Another reason for this foreign exchange crisis is the country’s high dependence on imports for its essential items. Sri Lanka relies almost entirely for its daily essentials such as sugar, pulses, cereals and pharmaceuticals on import and in this situation when the country is facing shortage of foreign currency to pay the import bills, there is also food shortage. The government’s sudden decision to practice organic farming and banning chemical fertilizers led to a significant drop in domestic food production and a steep rise in food prices.
All the above factors have pushed Sri Lanka to a deep foreign exchange crisis. It is now in a position, where it is mandatory for the government to seek external help to recover from the emergency. Now, it remains to be seen what steps it takes.
* Dr. Rahul Nath Choudhury is a Research Fellow at the Indian Council of World Affairs, New Delhi.
Disclaimer: The views are of the author.
[i] Central Bank of Sri Lanka.
[iii] ICRA, Sri Lanka. Available at: https://www.icralanka.com/research/midyear-economic-update-2021/ Accessed on 15.9.21
[iv]Deyshappriya, N R Ravindra. (17 Jul, 2021). Covid 19 and the Sri Lankan Economy. Engage-Economic and Political Weekly. Vol. 56, Issue No. 29
[v]Gunadasa, S (2020): Sri Lankan Government Responds to COVID-19 by Mobilising the Military and Helping the Financial Elite. World Socialist Website, Available at: https://www.wsws.org/en/articles/2020/03/18/sril-m18.html. Accessed on10.9.2021
[vi]Nirupama Subramanian (Sep. 9,2021) Explained: The perfect storm that has led to Sri Lanka’s national ‘food emergency’. Indian Express. Available at: https://indianexpress.com/article/explained/sri-lanka-food-emergency-debt-burden-7496044/ Accessed on: 10.9.2021
[vii]Deyshappriya, N R Ravindra. (17 Jul, 2021). Covid 19 and the Sri Lankan Economy.

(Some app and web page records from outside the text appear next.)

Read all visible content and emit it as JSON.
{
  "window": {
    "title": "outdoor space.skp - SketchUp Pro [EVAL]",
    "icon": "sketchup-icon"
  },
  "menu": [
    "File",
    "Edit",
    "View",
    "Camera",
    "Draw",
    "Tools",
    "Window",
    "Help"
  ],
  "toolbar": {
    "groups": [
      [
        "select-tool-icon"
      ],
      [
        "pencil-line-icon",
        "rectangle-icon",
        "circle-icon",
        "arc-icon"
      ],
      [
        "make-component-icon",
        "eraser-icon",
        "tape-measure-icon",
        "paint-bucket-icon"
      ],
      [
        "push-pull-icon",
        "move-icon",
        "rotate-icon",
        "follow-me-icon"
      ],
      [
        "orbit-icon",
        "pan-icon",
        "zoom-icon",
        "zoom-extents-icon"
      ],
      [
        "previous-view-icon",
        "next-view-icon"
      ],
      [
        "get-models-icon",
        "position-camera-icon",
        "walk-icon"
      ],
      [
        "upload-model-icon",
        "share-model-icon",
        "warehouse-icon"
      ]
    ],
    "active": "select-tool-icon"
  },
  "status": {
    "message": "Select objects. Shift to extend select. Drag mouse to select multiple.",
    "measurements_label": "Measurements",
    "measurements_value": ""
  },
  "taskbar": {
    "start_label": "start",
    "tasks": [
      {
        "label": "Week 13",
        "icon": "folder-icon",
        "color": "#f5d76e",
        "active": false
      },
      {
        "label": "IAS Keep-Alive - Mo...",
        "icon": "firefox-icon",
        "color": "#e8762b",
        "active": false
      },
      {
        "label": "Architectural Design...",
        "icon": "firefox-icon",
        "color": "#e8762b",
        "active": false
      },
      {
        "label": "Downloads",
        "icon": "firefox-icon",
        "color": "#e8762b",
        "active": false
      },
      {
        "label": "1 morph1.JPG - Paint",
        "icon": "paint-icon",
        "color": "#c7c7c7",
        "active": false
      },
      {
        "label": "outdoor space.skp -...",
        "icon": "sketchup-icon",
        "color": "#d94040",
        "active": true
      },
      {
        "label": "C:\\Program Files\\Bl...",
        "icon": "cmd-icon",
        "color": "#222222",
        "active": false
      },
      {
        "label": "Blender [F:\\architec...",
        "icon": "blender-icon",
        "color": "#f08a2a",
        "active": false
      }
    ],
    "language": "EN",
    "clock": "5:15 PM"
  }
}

Engage-Economic and Political Weekly. Vol. 56, Issue No. 29